In Lawless v. Anderson, 2010 ONSC 2723 (CanLII), Mr. Justice David M. Brown dealt with a small but potentially significant practice point: the appropriate use to be made of an opposing party’s examination for discovery transcript on a motion for summary judgment. In this medical malpractice case, the defendant physician moved for summary judgment on the basis that the plaintiff had failed to sue within the applicable limitation period. Discoverability was a key issue.
The moving party filed the transcript of the plaintiff’s examination for discovery. When counsel for the plaintiff sought to rely on the same transcript, the defendant’s lawyer objected, arguing that on a motion for summary judgment, a party cannot rely upon the transcript of his or her own examination for discovery. Justice Brown referred to Rule 39.04(2), which provides that “[o]n the hearing of a motion, a party may not use in evidence the party’s own examination for discovery or the examination for discovery of any person examined on behalf or in place of, or in addition to, the party unless the other parties consent.”
However, His Honour noted that in this case, the moving party had filed, in its entirety, the transcript of the plaintiff’s examination and that [a]As a general rule when a party places into evidence answers given by an opposite party on her examination for discovery, such evidence is available to either party in the same manner as any other evidence”.
Counsel for the defendant submitted that although he had filed the whole transcript, he had only intended to refer to certain portions of it. However, Justice Brown said that “I must confess such an intention is not apparent from the face of Dr. Anderson’s motion record” and that as a result, the plaintiff could refer to the evidence that had been filed by the defendant. His Honour summarized the applicable law this way:

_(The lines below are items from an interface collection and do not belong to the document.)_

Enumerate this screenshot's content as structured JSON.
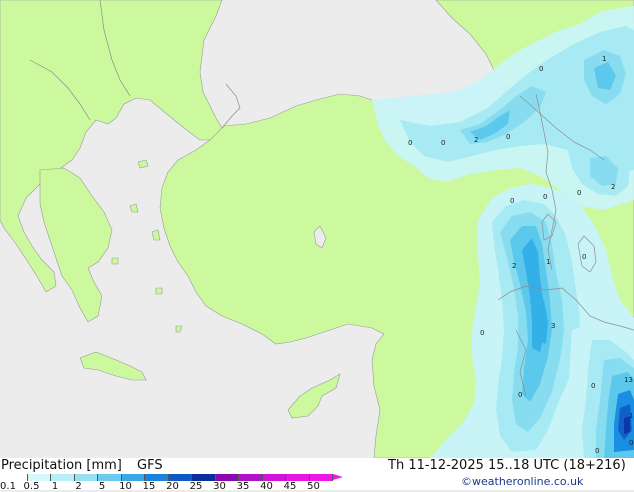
{
  "map": {
    "region": "Eastern Mediterranean / Anatolia",
    "colors": {
      "sea": "#ececec",
      "land": "#ccf99e",
      "precip_0_1": "#c8f4f8",
      "precip_0_5": "#a8eaf4",
      "precip_1": "#88dcf0",
      "precip_2": "#5cc8ec",
      "precip_5": "#34b0e8",
      "precip_10": "#1a8ee0",
      "precip_15": "#1060c8",
      "precip_20": "#0a38a8"
    },
    "contour_labels": [
      "0",
      "1",
      "0",
      "0",
      "0",
      "2",
      "0",
      "0",
      "0",
      "0",
      "2",
      "2",
      "1",
      "0",
      "3",
      "0",
      "0",
      "0",
      "13",
      "0",
      "1"
    ]
  },
  "footer": {
    "title": "Precipitation [mm]",
    "model": "GFS",
    "datetime": "Th 11-12-2025 15..18 UTC (18+216)",
    "copyright": "©weatheronline.co.uk"
  },
  "legend": {
    "ticks": [
      "0.1",
      "0.5",
      "1",
      "2",
      "5",
      "10",
      "15",
      "20",
      "25",
      "30",
      "35",
      "40",
      "45",
      "50"
    ],
    "colors": [
      "#ffffff",
      "#d6f8fa",
      "#b8eef6",
      "#96e0f2",
      "#6ccaee",
      "#3aa8e6",
      "#1a82dc",
      "#0e58c4",
      "#0a2e9e",
      "#8a0ab0",
      "#b012c8",
      "#d014d8",
      "#e816e0",
      "#f018e8"
    ]
  }
}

Absent a clear statement by the moving party that he only intended to rely on certain portions of Ms. Lawless’ discovery transcript, it reasonably was open to the responding party to operate on the assumption that the entire transcript was in evidence as part of the moving party’s record and to take that into consideration in determining the contents of the responding party’s record. With the entire transcript in evidence, the responding party could use that evidence as she could any other evidence in the record. All of which is to say, if a party on a motion for summary judgment wishes to rely on limited portions of the examination for discovery of an opposite party, it should only include in its record the passages it intends to “read-in”. Otherwise, in the absence of a statement of limited use, the entirety of a filed transcript becomes part of the record available for use in the same manner as any other evidence filed on the motion.
The first and fourth sentences of this passage suggest that a moving party can limit the use to be made of a discovery transcript that he or she is filing, by making a “clear statement” of the intention to rely on only certain portions of that transcript. However, the third sentence appears to take a more restrictive view and suggests that a moving party should file only those parts of the transcript on which he or she plans to rely.
Presumably, it would always be open to the responding party to argue that the parts of the transcript that the moving party has chosen to file are incomplete without other portions of the transcript and to force the moving party to file those portions as well.